The provisions of the German Commercial Code (HGB) apply to all merchant - including those who have become a merchant only because they are entered in the commercial register. If your business operations are not of such a nature and scale as to require a commercially organised business establishment, and you are not entered voluntarily in the commercial register, only the German Civil Code (BGB) applies to you; if there is a dispute as to whether you are a merchant, you must demonstrate as necessary that your company is not established on a commercial basis.

What are the consequences of being defined as a merchant?

A merchant, unlike so-called small businesses, has the rights and obligations below:
  1. You may grant power of attorney, i.e. give employees wide-ranging business management and representational authorisations. Because of its particular significance, any power of attorney you grant will be entered into the commercial register.
  2. You may freely agree a court of jurisdiction and sign special agreements without legal intervention.
  3. You may verbally provide guarantees, commitment to pay debts or acknowledge a debt.
  4. You must observe the accounting and balance sheet stipulations relating to commercial law.

What do you need to be aware of when being entered in the commercial register?

You should first consult a notary. He will help you to formulate your application for entry, certify the application and submit it to the commercial register department of the applicable county court. On request, the Hamburg Chamber of Notaries will give you the name of a lawyer in your vicinity.
The Chamber of Commerce supports the county court in managing the commercial register. The county court requests an expert opinion from the Chamber of Commerce when a company applies to be entered in the commercial register or requests an amendment.
Tip: to avoid subsequent objections and costly changes, as well as accelerate entry, you should agree the proposed company with the Chamber of Commerce in advance (Legal Affairs & Fair Play division)!

What costs will I incur by becoming entered in the commercial register?

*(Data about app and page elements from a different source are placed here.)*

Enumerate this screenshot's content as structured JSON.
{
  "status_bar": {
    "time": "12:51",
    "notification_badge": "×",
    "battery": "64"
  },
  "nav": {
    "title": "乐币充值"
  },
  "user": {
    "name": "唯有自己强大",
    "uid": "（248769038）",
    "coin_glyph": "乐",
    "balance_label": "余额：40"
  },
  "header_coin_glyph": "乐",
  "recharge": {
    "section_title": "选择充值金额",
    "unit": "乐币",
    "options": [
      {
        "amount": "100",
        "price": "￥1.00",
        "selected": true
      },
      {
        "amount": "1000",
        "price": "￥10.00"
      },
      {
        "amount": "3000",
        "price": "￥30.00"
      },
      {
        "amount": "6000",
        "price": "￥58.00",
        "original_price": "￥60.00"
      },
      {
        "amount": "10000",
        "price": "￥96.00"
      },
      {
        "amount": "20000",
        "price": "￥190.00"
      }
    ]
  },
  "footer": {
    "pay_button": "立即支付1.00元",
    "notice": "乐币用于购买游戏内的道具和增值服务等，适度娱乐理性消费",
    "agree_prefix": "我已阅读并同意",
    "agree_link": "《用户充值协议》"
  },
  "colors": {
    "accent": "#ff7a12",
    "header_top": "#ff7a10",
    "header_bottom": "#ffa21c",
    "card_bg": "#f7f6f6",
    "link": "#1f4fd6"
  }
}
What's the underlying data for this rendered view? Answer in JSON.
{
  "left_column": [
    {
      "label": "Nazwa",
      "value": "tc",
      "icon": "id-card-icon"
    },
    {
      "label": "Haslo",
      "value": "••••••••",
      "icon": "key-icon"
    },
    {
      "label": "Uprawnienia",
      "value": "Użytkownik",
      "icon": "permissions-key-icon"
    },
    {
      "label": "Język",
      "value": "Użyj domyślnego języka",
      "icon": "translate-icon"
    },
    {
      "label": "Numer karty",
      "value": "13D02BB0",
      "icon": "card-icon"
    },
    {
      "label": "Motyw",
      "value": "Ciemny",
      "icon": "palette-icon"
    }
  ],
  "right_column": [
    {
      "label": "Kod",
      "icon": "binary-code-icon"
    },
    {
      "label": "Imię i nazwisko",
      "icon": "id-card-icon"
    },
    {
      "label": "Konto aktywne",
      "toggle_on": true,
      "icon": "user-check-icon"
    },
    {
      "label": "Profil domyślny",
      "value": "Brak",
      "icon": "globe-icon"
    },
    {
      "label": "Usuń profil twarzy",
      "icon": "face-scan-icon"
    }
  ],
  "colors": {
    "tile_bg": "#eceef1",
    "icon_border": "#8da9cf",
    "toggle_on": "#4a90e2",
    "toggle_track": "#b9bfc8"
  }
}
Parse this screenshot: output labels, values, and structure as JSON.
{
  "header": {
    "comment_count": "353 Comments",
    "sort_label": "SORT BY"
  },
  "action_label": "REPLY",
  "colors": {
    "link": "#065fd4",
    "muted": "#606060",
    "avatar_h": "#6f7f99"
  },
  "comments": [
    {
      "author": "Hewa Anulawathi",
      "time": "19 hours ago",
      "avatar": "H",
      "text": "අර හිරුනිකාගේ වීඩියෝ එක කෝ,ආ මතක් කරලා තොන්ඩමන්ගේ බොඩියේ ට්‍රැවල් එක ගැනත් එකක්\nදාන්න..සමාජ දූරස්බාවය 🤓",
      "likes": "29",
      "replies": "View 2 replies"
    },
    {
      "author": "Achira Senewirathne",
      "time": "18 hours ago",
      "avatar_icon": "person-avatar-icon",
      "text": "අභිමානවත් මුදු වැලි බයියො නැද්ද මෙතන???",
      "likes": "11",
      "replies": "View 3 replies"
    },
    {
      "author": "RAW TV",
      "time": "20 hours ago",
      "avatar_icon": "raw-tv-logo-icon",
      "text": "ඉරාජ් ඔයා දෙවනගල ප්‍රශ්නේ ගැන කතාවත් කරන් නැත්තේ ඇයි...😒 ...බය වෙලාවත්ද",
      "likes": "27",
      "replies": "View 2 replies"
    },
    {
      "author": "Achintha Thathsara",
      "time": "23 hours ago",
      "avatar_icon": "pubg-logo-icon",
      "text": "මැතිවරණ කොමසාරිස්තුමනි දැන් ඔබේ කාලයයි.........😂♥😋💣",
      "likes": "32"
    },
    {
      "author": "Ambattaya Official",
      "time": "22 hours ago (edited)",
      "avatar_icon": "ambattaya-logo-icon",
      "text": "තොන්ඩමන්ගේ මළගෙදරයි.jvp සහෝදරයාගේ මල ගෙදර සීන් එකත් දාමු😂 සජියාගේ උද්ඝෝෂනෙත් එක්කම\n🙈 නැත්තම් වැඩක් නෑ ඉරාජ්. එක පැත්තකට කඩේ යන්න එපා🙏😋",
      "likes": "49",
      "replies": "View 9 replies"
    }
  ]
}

The costs of entry are scaled according to effort required. For a one-man business, you should currently expect to pay at least –300.00 (legal and court costs combined). Estimated costs for incorporation of a limited company (GmbH) with equity of –25,000.00 vary, for example, from around – 900.00 plus the cost of any lawyers or tax advisers.
Note: Entry in the commercial register does not replace the certificate of business registration.
You must apply for a trade certificate for each commercial activity, even if you are already entered in the commercial register.
In the case of general partnerships (OHG) and partnerships limited by shares (KG), each partner must request a certificate of business registration; for limited liability (GmbH) companies, the managing director must register the business.

Important addresses

District Court Hamburg
Department 66
Caffamacherreihe 20
20348 Hamburg
Tel. +49(0)40 42 843 3440 or 4313
Fax.: +49(0)40 42 843 4718 or 4719
Hamburgische Notarkammer/Hamburg Chamber of Notaries
Gustav-Mahler-Platz 1
20354 Hamburg
Tel: 040/344987
Fax: +49(0)40 35521450
Hanseatische Rechtsanwaltskammer/Hanseatic Chamber of Lawyers
Bleichenbrücke 9
20354 Hamburg
Tel: 040/357441-0
Fax: 040/357441-41